Ave Noctem is a site that prides itself about being unbeholden to any payment, any sponsors, and bringing you the best “extreme and atmospheric music”, amongst other goals. Well, Holland’s own, or is that “The Netherlands own”?, I can never tell in this Brexit Britain atmosphere, No Man’s Valley may not be the extreme growling and screaming some expect of this site, but it is pretty damn atmospheric, if the atmosphere you are thinking of is thick with THC, patchouli, and psychedelic vibes from the late sixties.

I’ve never encountered this particular band from the land of lax and very arguably sensible weed laws before, but it’s a given from first listen that they are devoted to sharing the hippy ideal of early Prog progenitors to the masses. Indeed album opener and title track ‘Outside The Dream’ practically stamps their intent on the proceedings, sign posting their intentions to come, delivering a track that is a fluid galaxy width away from the path trodden by the cookie-cutter modern pop artists that dominate the charts and internet with a swirling mass of laconic vocals, Hammond organ, and a meandering sound that wanders into the world of desert rock and well beyond.
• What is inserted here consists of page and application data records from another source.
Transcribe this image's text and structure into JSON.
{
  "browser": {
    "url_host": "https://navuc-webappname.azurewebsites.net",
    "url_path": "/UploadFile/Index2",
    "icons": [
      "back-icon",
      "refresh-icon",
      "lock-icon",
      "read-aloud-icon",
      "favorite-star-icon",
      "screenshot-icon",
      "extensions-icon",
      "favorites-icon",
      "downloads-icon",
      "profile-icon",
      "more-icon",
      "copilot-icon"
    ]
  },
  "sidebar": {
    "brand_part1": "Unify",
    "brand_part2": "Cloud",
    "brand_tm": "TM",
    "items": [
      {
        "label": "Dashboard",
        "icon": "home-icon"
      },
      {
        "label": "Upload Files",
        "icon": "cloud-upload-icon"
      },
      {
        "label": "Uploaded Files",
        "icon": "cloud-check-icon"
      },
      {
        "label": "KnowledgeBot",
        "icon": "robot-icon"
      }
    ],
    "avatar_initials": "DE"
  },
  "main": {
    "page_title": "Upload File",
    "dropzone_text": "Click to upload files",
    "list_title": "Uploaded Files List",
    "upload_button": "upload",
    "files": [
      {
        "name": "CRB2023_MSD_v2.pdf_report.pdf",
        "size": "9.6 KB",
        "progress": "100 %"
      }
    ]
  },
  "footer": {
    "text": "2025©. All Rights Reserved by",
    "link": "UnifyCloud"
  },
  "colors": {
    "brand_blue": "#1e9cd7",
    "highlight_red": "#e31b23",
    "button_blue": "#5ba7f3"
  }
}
I somehow imagine if the Oxford English Dictionary were asked to define “stoned” they’d just put a hyperlink in to No Man’s Valley!

The trip carries on hard, heavy, yet mellow and distorted with ‘Eyeball’, a discordant trip into the realm of Jefferson Airplane, all leading into the harder rock of ‘Hawk Rock’. I don’t know if it was a planned tribute, but 2019 sees Hawkwind celebrating fifty years of freak outs to the masses, and this number could indeed be one of their more speed inspired numbers. If this track were not sufficient indication of the band’s intent to travel back in time, the clearly Doors heavy ‘From Nowhere’ sign posts their intent, whilst ‘Into The Blue’ travels the mellow paths laid down by early Pink Floyd, a path so well trod by England’s own Enos, all before the band mount a smoky magic carpet and fly away on ‘Blows’ for full on Jim Morrison worship complete with random drum bursts, organ flurries, and guitar noodling. If ever those who have cleaned their third eye clear missed the chance to travel The Doors’ ‘Crystal Ship’, follow up ‘Blows’ is for you, complete with competing guitars, blasting organ, and the mushroom cushioned crash of vocals and drums.

Right now so much that I get sent to listen to and review, and indeed, so much that I seek out to listen to on album and live harkens back to the days of yore, with Black Sabbath riffs recycled until they are as thin and stretched as the T-shirts a bootlegger waves in a car park. As such, No Man’s Valley can only be lauded for travelling an alternative retro-path. The thing is, with the way that trends seem to come and go, they may well have an entirely new sound for so many listeners, and I can only encourage those who were born in this century rather than the last to appreciate their sound, and having absorbed it, consider researching the sounds that made up my own formative years.

(7.5/10 Spenny)